Web page and app entries:
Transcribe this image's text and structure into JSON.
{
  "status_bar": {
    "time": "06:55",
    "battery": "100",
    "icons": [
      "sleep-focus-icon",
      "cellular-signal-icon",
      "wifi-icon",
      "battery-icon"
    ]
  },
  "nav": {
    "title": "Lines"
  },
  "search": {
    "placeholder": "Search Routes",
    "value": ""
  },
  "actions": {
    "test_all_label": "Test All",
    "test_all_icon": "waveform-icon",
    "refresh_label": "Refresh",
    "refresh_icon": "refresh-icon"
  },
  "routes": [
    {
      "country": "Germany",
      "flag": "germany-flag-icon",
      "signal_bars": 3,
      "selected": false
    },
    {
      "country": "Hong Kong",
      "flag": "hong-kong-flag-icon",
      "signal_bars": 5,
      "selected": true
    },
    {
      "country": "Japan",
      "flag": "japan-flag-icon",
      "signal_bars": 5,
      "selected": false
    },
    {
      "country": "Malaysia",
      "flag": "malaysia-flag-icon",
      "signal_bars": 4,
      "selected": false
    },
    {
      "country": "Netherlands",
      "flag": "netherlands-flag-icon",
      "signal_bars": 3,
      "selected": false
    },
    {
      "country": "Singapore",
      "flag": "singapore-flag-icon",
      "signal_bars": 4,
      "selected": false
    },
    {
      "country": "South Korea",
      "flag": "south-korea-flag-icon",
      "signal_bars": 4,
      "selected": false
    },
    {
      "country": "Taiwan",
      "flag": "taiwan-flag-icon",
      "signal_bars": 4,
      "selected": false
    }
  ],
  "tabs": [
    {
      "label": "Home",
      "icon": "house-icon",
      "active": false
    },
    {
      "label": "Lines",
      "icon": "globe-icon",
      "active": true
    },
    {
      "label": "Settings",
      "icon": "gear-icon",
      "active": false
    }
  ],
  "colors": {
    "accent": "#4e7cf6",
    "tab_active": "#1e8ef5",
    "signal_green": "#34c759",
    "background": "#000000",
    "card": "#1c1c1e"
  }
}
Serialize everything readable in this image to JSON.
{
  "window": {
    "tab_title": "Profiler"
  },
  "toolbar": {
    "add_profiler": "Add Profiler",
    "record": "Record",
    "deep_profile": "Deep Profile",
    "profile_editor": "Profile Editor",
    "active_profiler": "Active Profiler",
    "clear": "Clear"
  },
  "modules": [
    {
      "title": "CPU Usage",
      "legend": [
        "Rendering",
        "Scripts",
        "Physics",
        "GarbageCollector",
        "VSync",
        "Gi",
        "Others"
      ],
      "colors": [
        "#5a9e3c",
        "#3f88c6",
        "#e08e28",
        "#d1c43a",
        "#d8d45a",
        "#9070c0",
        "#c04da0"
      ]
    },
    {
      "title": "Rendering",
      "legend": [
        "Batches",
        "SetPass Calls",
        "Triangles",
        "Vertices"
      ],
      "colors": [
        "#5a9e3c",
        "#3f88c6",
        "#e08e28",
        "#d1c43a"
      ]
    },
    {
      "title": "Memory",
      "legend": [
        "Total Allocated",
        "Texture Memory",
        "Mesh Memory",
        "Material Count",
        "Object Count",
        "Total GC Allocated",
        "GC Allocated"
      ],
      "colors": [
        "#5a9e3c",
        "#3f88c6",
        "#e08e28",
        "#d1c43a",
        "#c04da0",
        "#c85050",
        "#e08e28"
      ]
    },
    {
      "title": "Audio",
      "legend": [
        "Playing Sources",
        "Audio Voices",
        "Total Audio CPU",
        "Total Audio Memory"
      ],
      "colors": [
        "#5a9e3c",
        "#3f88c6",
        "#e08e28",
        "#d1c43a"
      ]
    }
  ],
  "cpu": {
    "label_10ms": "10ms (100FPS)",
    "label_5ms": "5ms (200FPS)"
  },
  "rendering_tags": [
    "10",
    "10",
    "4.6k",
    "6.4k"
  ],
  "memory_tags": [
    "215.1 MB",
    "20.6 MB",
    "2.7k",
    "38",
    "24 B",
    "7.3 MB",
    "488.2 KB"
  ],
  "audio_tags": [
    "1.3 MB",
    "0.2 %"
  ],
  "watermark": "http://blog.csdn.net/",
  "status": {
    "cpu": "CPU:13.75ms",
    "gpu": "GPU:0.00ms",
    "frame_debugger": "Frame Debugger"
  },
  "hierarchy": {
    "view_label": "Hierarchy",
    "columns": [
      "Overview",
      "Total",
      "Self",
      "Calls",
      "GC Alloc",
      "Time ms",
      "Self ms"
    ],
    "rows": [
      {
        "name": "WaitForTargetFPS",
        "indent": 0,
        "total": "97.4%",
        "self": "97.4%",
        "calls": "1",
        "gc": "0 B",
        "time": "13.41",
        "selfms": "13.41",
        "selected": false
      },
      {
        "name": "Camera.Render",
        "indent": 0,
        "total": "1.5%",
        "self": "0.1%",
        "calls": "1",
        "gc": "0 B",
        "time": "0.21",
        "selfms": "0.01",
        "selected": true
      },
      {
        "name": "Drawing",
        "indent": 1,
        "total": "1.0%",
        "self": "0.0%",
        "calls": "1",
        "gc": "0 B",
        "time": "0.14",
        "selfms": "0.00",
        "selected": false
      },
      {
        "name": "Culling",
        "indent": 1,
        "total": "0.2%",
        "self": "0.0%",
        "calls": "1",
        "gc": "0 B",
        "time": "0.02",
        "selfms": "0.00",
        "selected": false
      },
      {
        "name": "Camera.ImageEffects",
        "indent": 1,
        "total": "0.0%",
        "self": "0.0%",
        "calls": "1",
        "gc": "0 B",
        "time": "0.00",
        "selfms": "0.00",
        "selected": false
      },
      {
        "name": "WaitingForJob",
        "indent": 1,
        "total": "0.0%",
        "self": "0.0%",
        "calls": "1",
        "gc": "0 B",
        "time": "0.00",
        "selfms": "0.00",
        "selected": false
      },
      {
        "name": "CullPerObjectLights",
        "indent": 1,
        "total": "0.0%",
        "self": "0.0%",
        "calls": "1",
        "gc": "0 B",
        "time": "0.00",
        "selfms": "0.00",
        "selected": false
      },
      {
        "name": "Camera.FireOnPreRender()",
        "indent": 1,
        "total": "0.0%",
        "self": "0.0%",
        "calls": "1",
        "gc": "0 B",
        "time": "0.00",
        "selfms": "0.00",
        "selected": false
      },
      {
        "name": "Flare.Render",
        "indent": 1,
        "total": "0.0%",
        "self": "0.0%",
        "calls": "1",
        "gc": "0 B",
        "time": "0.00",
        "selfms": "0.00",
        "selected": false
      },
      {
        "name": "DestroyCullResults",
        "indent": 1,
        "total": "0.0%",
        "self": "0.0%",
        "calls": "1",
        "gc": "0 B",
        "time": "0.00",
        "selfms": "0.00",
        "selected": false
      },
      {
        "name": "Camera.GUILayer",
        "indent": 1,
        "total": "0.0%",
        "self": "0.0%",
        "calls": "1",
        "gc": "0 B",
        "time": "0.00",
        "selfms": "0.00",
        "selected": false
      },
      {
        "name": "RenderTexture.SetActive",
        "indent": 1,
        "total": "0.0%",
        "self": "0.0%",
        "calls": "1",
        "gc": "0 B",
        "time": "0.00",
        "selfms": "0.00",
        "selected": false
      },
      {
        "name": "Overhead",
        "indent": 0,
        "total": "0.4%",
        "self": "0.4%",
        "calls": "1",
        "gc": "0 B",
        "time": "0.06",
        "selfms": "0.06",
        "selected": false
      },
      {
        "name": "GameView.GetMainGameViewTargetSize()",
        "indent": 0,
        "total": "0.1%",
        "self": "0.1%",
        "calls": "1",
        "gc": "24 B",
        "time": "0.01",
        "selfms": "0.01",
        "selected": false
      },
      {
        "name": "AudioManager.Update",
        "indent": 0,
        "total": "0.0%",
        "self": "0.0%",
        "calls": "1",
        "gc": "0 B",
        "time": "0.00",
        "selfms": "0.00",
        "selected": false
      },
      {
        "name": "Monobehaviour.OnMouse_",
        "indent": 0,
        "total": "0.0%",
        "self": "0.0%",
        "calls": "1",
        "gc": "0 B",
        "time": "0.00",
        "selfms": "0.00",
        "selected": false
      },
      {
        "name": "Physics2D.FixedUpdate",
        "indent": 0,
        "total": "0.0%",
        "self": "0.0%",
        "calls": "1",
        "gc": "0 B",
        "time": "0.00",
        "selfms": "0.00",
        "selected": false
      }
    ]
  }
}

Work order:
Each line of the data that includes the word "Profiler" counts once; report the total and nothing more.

Reply to the task:
3